*** Opening of DATA TO PROCESS ***
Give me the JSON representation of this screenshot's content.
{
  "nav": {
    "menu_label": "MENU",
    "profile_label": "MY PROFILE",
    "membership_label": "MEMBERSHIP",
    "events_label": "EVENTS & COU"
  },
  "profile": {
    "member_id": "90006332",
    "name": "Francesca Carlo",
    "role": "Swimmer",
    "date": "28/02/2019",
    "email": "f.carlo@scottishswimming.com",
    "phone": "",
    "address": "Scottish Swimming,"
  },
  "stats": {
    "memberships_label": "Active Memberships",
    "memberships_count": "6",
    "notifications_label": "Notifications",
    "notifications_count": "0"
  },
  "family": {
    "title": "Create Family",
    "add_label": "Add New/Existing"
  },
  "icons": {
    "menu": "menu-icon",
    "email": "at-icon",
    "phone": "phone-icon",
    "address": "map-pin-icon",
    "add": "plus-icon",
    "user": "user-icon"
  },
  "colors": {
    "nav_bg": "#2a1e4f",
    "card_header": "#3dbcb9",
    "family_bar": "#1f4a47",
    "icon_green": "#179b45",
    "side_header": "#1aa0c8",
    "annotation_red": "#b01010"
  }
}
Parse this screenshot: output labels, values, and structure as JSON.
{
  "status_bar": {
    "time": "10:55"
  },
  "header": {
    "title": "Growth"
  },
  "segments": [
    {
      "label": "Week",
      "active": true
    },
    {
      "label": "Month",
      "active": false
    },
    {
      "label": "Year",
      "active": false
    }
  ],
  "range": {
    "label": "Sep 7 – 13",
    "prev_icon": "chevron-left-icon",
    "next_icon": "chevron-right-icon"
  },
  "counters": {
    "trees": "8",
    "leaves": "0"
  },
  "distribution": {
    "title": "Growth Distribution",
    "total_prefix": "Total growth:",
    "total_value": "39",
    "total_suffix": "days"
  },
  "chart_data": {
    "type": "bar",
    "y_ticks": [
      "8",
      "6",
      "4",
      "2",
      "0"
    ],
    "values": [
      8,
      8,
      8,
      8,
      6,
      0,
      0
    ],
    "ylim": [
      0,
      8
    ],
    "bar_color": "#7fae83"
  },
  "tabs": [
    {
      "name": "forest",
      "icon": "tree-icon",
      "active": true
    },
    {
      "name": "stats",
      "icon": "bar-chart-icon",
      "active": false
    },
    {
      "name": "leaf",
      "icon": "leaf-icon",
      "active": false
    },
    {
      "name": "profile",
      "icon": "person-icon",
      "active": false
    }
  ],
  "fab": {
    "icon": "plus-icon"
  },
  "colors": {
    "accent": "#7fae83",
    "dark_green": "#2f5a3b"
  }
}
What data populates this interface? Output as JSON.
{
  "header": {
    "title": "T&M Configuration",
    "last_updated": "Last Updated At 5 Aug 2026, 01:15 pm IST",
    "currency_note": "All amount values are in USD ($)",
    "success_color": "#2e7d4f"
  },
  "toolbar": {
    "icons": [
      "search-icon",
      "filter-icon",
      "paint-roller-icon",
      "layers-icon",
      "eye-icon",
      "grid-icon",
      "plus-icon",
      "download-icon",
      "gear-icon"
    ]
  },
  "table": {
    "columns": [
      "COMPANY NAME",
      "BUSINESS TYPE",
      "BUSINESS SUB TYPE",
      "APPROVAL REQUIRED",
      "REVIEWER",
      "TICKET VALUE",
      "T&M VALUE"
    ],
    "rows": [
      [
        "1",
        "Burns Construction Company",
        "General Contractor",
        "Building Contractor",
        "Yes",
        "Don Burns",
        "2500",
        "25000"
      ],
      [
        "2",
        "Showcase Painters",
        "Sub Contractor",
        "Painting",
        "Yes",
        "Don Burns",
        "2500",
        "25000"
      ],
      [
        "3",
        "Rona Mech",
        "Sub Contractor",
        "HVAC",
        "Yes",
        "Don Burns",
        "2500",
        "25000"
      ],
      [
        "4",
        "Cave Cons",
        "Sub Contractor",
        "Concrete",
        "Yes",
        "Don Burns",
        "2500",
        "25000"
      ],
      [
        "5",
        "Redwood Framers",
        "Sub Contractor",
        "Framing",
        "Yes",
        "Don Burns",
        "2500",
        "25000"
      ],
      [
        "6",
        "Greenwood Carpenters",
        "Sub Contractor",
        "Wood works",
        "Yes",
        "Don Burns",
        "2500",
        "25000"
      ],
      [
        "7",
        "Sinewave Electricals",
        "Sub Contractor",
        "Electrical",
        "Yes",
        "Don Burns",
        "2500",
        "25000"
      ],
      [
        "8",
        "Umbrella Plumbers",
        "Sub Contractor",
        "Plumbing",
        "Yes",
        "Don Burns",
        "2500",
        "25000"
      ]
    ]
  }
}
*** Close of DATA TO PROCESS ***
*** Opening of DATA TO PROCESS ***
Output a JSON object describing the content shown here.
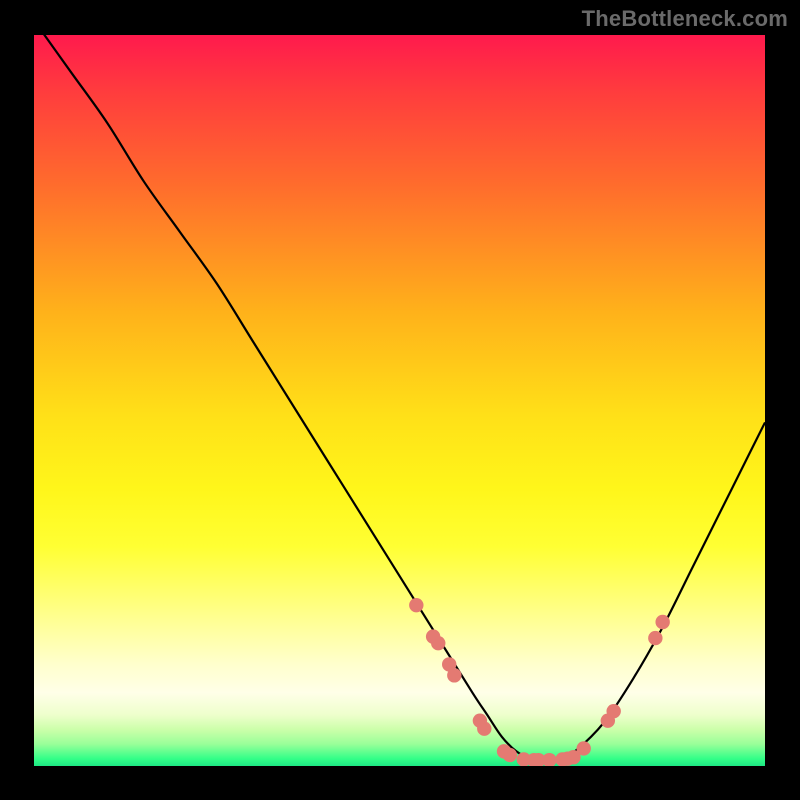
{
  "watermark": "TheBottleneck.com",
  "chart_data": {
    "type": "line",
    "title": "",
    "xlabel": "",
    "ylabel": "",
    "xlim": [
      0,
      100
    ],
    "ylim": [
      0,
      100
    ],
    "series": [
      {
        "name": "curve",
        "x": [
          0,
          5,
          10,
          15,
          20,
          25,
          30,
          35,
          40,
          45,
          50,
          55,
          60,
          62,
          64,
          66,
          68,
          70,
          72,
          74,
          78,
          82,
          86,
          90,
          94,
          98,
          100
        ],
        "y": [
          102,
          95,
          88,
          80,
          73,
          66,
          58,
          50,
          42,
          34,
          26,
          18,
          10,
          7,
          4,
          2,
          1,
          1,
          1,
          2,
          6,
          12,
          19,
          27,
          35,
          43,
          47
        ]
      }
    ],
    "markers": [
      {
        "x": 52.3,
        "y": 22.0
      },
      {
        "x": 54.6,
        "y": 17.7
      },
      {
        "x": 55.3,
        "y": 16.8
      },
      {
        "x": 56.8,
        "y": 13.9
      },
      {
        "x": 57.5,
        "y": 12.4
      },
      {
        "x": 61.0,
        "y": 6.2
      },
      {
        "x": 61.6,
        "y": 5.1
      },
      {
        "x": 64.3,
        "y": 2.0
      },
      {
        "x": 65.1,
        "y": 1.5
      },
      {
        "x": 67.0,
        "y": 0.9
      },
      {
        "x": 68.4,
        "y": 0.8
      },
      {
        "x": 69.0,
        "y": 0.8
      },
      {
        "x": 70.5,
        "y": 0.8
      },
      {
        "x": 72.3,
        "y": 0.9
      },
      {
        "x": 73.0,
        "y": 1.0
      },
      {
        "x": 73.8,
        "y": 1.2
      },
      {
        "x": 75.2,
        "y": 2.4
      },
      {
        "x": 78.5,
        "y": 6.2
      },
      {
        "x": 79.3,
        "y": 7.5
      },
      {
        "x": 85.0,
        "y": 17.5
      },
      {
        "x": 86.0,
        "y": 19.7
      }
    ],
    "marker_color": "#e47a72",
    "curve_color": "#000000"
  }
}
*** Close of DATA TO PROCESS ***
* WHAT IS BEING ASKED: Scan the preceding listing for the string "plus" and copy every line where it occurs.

* RESPONSE:
    "add": "plus-icon",
    "icon": "plus-icon"
      "plus-icon",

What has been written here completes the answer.